Suitable for: light (sandy) and medium (loamy) soils and prefers well-drained soil. Suitable pH: acid and neutral soils. It can grow in semi-shade (light woodland) or no shade. It prefers moist soil.

Cultivation:
Requires a well-drained lime-free soil. Requires a moist soil, growing well by water. Grows well in light shade. Plants resent root disturbance, any moving is best done in early September. Hybridizes freely with other members of this genus, particularly other Pacific coast irises. Iris macrosiphon hybridizes with I. chrysophylla, I. douglasiana, I. fernaldii, I. hartwegii, I. innominata, I. munzii, I. purdyi, I. tenax, and I. tenuissima. Not all provenances of this species are hardy in Britain. Members of this genus are rarely if ever troubled by browsing deer or rabbits.

Propagation:
Seed – best sown as soon as it is ripe in a cold frame. Stored seed should be sown as early in the year as possible in a cold frame. Prick out the seedlings into individual pots when they are large enough to handle and grow them on in the greenhouse or cold frame for their first year. Plant out into their permanent positions in late spring or early summer. Division, best done after flowering. Very easy, larger clumps can be replanted direct into their permanent positions, though it is best to pot up smaller clumps and grow them on in a cold frame until they are rooting well. Plant them out in the spring.

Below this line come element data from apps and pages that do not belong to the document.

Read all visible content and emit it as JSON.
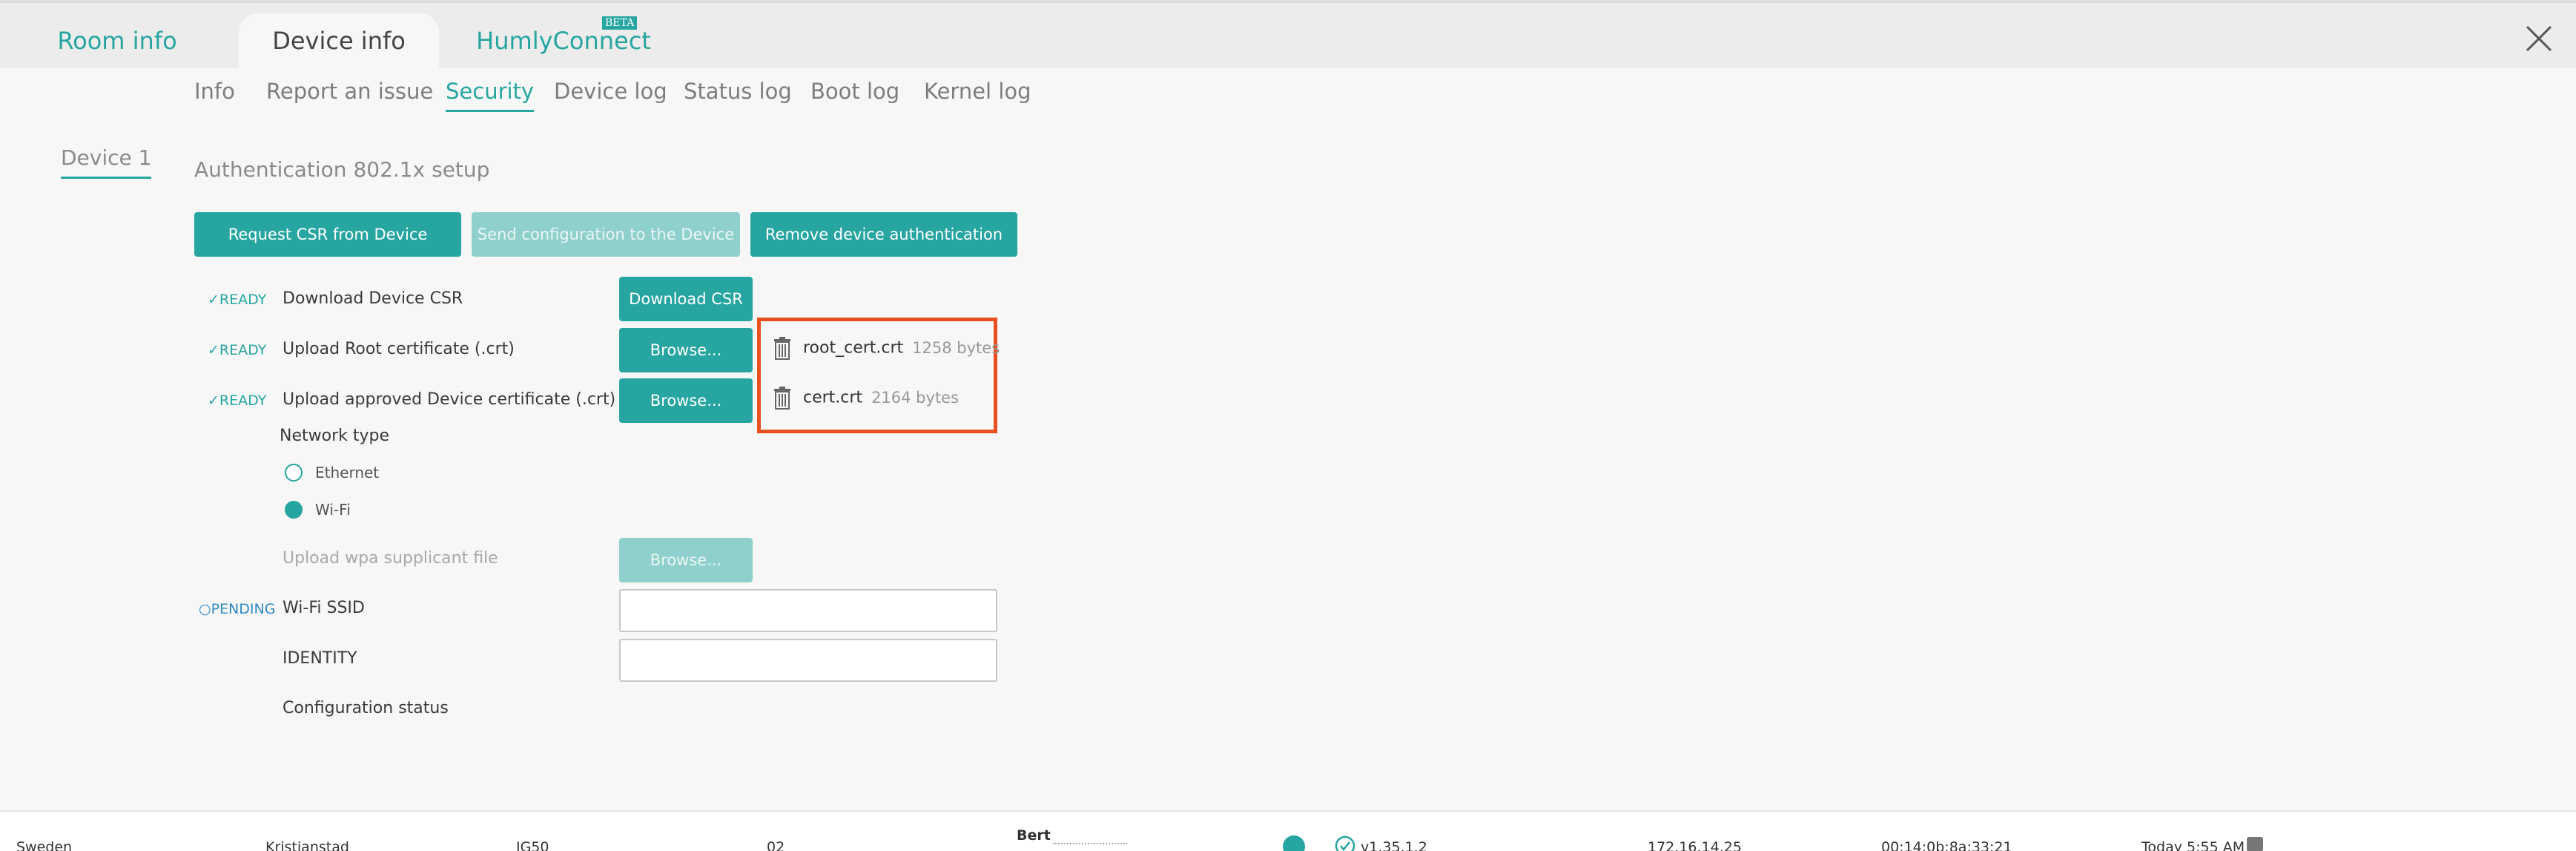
{
  "window_tabs": {
    "room_info": "Room info",
    "device_info": "Device info",
    "humly_connect": "HumlyConnect",
    "beta_badge": "BETA"
  },
  "subnav": [
    "Info",
    "Report an issue",
    "Security",
    "Device log",
    "Status log",
    "Boot log",
    "Kernel log"
  ],
  "device_tab": "Device 1",
  "section_title": "Authentication 802.1x setup",
  "actions": {
    "request_csr": "Request CSR from Device",
    "send_config": "Send configuration to the Device",
    "remove_auth": "Remove device authentication"
  },
  "rows": [
    {
      "status": "✓READY",
      "label": "Download Device CSR",
      "button": "Download CSR"
    },
    {
      "status": "✓READY",
      "label": "Upload Root certificate (.crt)",
      "button": "Browse..."
    },
    {
      "status": "✓READY",
      "label": "Upload approved Device certificate (.crt)",
      "button": "Browse..."
    }
  ],
  "files": [
    {
      "name": "root_cert.crt",
      "size": "1258 bytes"
    },
    {
      "name": "cert.crt",
      "size": "2164 bytes"
    }
  ],
  "network": {
    "label": "Network type",
    "options": [
      "Ethernet",
      "Wi-Fi"
    ],
    "selected": "Wi-Fi"
  },
  "wpa": {
    "label": "Upload wpa supplicant file",
    "button": "Browse..."
  },
  "ssid": {
    "status": "○PENDING",
    "label": "Wi-Fi SSID",
    "value": ""
  },
  "identity": {
    "label": "IDENTITY",
    "value": ""
  },
  "config_status": {
    "label": "Configuration status"
  },
  "bottom_row": {
    "country": "Sweden",
    "city": "Kristianstad",
    "model": "IG50",
    "floor": "02",
    "name": "Bert",
    "version": "v1.35.1.2",
    "ip": "172.16.14.25",
    "mac": "00:14:0b:8a:33:21",
    "last_seen": "Today 5:55 AM"
  },
  "colors": {
    "accent": "#26a5a1",
    "highlight": "#e8501f",
    "pending": "#2f88c4"
  }
}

Medicinal Uses: The roots are used to hasten the birth of a child.
Other Uses:
Fibre; Paper.

A fibre is obtained from the leaves. Traditionally the N. American Indians would take just the one outside fibre from each side of a leaf. This must have necessitated using a huge number of leaves. It makes a beautifully strong and pliable cord or rope. The fibre can also be used for making paper. The leaves are harvested in summer after the plant has flowered, they are scraped to remove the outer skin and are then soaked in water for 2 hours prior to cooking. The fibres are cooked for 24 hours with lye and then beaten in a ball mill for 3 hours. They make a light tan paper.

The fiber was used for fish nets, deer snares and other items.
It is also cultivated as an ornamental plant, where it prefers dry summer dormancy, with good drainage.

Known Hazards: Many plants in this genus are thought to be poisonous if ingested, so caution is advised. The roots are especially likely to be toxic. Plants can cause skin irritations and all.

Disclaimer : The information presented herein is intended for educational purposes only. Individual results may vary, and before using any supplement, it is always advisable to consult with your own health care provider.

Resources:
https://en.wikipedia.org/wiki/Iris_macrosiphon
http://www.pfaf.org/user/plant.aspx?LatinName=Iris+macrosiphon